114th Annual Conference - Pasadena, California
Friday, November 11 - Sunday, November 13, 2016

"A Letter From Afar": Writing Diasporic Kanaka Maoli Kinship and Sovereignty

Joyce Pualani Warren, University of California - Los Angeles

This paper reads Native Hawaiian Samuel Nainoa’s 1912 letters as an indigenization of the American tradition of the travel narrative, and argues that his affirmation of diasporic bodies as an extension of the Hawaiian lāhui (people, nation) opens up conversations of identity and belonging in our contemporary moment.

Proposal: 

“All the Hawaiians here give their aloha to our lāhui,” reads a translation of the closing line of Samuel K. Nainoa’s “A Letter From Afar,” published in the June 7, 1912 issue of Nupepa Kuokoa, a Hawaiian-language newspaper. Nainoa, an esteemed musician, wrote the letter after visiting the thriving community of diasporic Kanaka Maoli residing in Seattle while travelling with Queen Liliʻuokalani. Nainoa describes at length the kinship ties cultivated in the diaspora, noting how certain women have “become mothers” among the community and all seem to “get along lovingly.” In addition to the perpetuation of specifically Kanaka Maoli cultural and kinship practices, Nainoa also notes some of the ways this community diverges from more established behaviors, pointing out that many of these island-born Hawaiians will resist the call to return home and will “leave their bones in this foreign land.” Beyond remarking on the novel material conditions and attitudes encountered in this diasporic community, Nainoa’s account also suggests the ways their dynamism affirms broader kinship and nationalistic ties. Although the letter appears to be an account of the bonds among Hawaiians living in a foreign land, I read Nainoa’s descriptions of the kinship connections among those diasporic Kanaka Maoli and their counterparts in Hawaiʻi as an anticipation of the coming century’s engagement with lāhui inclusion and indigenous identity in the diaspora.

A century after Nainoa’s letter, the U.S. is home to more diasporic Hawaiians than any other nation. This paper reads Nainoa’s account as an indigenization of the literary tradition of the travel narrative, and argues that his affirmation of diasporic bodies as an extension of the Hawaiian lāhui (people, nation) opens up conversations of identity and belonging in our contemporary moment. By reading with and against the conventions of the American travel narrative, this paper poses an intervention in a literary genre that has traditionally seen the protagonist’s movement in foreign lands as an erasure of indigenous sovereignty.

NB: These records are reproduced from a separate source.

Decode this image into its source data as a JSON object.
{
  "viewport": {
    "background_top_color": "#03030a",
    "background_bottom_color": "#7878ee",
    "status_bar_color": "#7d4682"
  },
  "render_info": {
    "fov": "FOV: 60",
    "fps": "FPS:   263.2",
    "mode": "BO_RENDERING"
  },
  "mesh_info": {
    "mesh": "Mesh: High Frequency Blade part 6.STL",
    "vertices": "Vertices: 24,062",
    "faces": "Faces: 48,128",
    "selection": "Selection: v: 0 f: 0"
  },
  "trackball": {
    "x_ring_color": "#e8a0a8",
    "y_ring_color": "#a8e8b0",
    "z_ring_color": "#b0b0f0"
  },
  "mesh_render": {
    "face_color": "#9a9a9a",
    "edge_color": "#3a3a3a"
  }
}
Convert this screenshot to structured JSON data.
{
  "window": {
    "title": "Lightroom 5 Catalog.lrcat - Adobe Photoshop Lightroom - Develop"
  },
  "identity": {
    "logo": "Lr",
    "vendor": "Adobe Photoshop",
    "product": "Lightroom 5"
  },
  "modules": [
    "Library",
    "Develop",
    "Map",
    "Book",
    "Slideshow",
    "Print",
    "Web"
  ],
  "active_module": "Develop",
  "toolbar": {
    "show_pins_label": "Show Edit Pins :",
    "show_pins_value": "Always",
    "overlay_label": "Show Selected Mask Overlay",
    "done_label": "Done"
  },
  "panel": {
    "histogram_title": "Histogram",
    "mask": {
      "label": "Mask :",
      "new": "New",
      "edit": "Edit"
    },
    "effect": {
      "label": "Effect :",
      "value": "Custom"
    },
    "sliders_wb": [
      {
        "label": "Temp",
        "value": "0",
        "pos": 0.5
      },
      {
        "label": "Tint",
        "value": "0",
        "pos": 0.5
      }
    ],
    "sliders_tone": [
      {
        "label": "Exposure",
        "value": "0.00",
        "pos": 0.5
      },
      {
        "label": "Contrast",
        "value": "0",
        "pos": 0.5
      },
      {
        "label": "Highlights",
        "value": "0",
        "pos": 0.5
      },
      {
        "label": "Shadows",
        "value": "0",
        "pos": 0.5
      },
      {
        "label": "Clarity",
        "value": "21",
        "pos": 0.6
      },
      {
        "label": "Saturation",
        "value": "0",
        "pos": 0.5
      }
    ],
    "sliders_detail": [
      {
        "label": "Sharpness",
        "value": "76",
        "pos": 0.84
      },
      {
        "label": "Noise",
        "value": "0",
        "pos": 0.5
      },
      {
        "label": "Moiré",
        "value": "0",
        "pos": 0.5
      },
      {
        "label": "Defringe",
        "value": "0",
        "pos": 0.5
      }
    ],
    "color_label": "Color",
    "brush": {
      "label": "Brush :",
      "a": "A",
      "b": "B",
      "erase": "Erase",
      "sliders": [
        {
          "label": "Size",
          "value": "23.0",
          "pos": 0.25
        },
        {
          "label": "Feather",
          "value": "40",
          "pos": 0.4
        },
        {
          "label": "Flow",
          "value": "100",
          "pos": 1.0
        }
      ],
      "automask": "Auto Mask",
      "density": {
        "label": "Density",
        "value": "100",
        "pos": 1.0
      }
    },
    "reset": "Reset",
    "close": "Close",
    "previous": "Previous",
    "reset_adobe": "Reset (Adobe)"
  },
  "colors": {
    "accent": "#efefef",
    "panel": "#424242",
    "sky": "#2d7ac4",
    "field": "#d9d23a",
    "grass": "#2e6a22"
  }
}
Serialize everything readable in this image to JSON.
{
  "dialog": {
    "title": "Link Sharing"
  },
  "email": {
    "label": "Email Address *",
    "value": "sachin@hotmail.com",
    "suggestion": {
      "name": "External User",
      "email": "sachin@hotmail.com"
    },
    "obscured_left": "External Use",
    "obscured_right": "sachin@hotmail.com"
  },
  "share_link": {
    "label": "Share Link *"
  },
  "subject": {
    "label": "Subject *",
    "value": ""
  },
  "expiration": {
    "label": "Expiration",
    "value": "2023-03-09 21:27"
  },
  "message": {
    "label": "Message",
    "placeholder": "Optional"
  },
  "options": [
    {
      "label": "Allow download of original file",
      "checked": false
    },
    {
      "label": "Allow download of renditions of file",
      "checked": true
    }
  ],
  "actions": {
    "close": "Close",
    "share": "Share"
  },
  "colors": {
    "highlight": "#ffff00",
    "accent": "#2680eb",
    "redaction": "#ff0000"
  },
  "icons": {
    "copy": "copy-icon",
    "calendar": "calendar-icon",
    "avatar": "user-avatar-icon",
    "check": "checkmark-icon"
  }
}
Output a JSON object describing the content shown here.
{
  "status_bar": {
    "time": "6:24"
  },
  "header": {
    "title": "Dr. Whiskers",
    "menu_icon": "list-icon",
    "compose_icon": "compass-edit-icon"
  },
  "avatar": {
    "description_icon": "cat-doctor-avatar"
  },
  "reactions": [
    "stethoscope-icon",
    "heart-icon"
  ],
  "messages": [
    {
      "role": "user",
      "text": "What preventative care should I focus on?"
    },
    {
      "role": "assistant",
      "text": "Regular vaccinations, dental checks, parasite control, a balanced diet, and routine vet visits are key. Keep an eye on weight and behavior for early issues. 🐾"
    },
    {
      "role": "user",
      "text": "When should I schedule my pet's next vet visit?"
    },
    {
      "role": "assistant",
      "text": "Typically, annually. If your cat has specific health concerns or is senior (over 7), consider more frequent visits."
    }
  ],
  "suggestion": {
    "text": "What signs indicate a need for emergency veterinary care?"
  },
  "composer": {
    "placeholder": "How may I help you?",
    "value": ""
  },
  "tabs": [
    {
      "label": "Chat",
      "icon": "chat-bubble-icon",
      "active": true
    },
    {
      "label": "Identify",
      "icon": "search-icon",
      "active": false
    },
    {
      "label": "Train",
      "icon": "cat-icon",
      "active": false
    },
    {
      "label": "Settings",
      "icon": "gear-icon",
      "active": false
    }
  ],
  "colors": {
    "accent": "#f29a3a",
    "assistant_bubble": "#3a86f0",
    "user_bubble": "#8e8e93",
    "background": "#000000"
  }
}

Putting pressure on the descriptions of kinship and sovereignty in this literary context, this paper aims to show how the discourse of Hawaiian cultural and political sovereignty at the turn of the twentieth century anticipates and affirms the inclusion of a huge portion of the contemporary lāhui.